From the beginning, Merida is bombarded by instructions on how to be a perfect princess. Her mother, Elinor, is the prim and proper queen of a seaside Scottish Highland kingdom. When she calls upon the three clans of the Kingdom to compete for Merida’s hand, the princess sabotages the archery competition by taking part and winning her own hand.
This is where a twin set of plots come in. One is relevant to the prologue of the movie, in which a young Merida discovers a will o’ the wisp and learns that they’re said to guide travelers to their fate. In a desperate attempt to stop her mother from controlling her life, she makes a deal with a witch in order to “change” her.
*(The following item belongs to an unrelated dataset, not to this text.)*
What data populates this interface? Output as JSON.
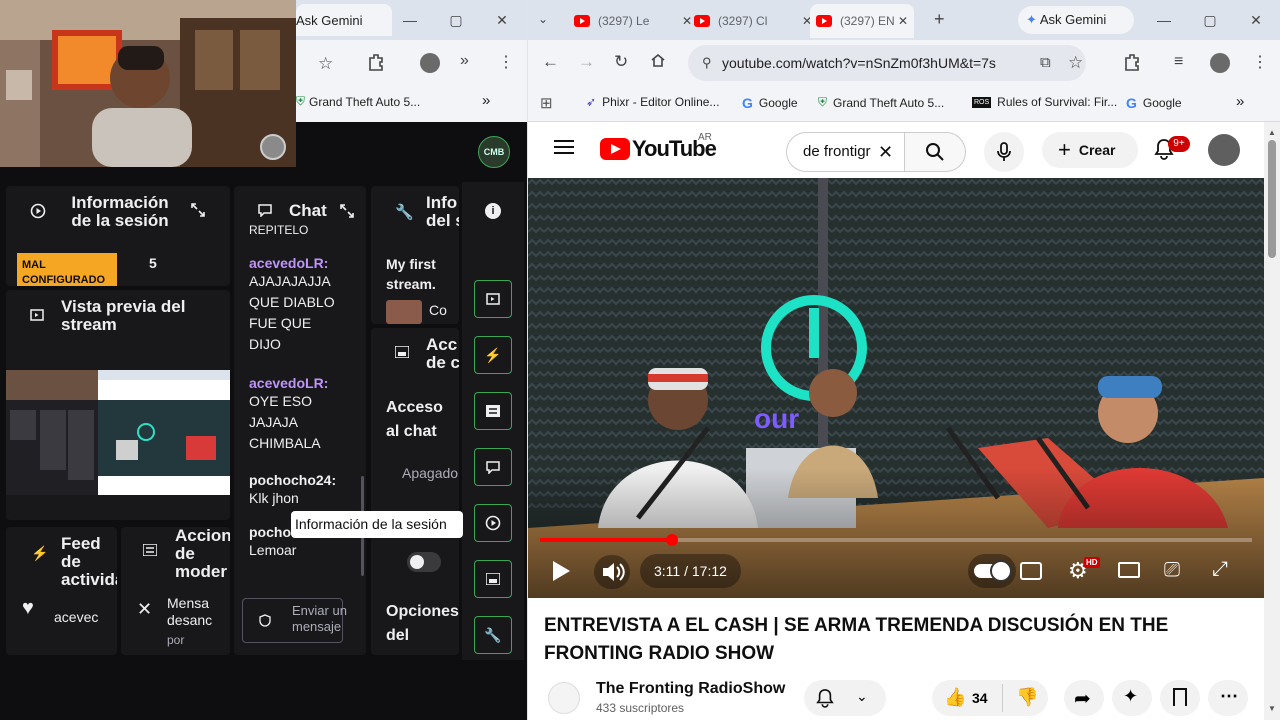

This turns her into a bear, and the change will be permanent on the second sunrise. Simultaneously, the three clans and the kingdom are bordering war because of the insult presented by Merida’s refusal to marry. There’s a lot to fix.
It’s a fair balance between silly and serious, the darkest aspect has to be Mor’du, the black bear that took King Fergus’s leg. He (not Fergus) nearly ate Merida when she was a child, and he appears again several times to do the same. He’s also the center of a few big reveals, so don’t set him aside as the obligatory antagonist. There’s more to him, eh?
There are many likeable characters in this particular Disney flick, the scenery is just gorgeous, and the plot is just the right distance from the Disney formula to feel both new and familiar. Brave has taken a lot of crap for being bland, unoriginal, boring, and many other negative adjectives generic critics can throw out, but I personally guarantee that if you do watch, you’ll enjoy yourself. Merida’s a sassy lass, and the three clan leaders and their children are very silly indeed.
You see, this is what happens when the formula is broken. The moment these critics realized that Brave wasn’t a permutation of the typical formula, they rip at it for “trying too hard,” being unoriginal, and all that rot. You can take all those blatantly negative reviews and put them aside; on its own, Brave is a wonderful family movie, and you’ll have to gauge its quality for yourself rather than listen to pretentious and jaded reviewers shovel their empty opinions onto it because it’s fun to do. It could become a favorite, it could be vanilla, but that’s up to you to find out. If it was outright terrible, I’d let you know, wouldn’t I? But it isn’t, so you should probably go out and give it a view.
CinemaBlend’s a trustworthy source of quality reviews, I’ll have you know. I’m aware of the fact that I often spend too much time criticizing critics, but I do it for a reason. Genuine unbiased reviews are hard to come by with all this “pay for ten of ten” nonsense floating around. Anyhoo, Brave doesn’t deserve all the crap it gets, and if you read this review right here, you’ll get a good idea of why: http://www.cinemablend.com/reviews/Brave-5895.html